▶ **GIVEN INFORMATION**:
────────────────
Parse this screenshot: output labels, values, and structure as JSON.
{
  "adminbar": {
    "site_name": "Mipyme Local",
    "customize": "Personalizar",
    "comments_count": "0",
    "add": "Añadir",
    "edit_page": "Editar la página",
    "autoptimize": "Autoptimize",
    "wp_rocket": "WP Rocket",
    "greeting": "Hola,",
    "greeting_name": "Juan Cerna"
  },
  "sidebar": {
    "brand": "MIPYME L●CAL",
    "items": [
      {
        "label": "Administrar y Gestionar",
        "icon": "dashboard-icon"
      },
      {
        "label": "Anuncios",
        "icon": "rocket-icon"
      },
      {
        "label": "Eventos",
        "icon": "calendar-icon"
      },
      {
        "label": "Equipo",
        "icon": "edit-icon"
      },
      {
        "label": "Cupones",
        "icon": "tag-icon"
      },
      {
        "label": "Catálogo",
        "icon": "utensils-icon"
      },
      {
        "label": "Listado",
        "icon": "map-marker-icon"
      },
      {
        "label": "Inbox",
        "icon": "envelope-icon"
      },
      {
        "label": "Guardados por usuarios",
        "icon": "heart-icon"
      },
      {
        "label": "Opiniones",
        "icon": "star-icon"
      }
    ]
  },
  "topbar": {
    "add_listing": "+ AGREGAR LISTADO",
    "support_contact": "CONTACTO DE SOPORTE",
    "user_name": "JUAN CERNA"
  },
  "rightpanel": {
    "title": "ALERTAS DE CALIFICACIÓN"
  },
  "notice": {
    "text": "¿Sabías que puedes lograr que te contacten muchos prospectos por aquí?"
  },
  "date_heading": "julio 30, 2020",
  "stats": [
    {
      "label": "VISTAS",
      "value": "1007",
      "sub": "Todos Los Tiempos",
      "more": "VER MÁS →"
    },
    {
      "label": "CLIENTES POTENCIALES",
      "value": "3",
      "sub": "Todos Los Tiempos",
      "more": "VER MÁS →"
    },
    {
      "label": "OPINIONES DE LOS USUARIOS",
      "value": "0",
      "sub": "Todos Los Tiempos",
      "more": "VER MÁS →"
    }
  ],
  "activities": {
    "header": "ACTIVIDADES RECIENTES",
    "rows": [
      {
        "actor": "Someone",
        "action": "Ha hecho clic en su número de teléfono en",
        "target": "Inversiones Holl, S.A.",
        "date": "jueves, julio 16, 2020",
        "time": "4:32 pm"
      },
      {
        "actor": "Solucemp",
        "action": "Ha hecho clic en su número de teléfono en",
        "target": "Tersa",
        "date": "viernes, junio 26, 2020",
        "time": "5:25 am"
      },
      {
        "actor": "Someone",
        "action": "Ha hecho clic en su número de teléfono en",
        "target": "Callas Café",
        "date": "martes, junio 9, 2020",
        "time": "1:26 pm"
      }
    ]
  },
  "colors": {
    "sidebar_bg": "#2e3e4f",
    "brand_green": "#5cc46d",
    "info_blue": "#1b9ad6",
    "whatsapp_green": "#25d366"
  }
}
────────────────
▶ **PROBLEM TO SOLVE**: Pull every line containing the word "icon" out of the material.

▶ **RESPONSE FOR THIS EXERCISE**:
        "icon": "dashboard-icon"
        "icon": "rocket-icon"
        "icon": "calendar-icon"
        "icon": "edit-icon"
        "icon": "tag-icon"
        "icon": "utensils-icon"
        "icon": "map-marker-icon"
        "icon": "envelope-icon"
        "icon": "heart-icon"
        "icon": "star-icon"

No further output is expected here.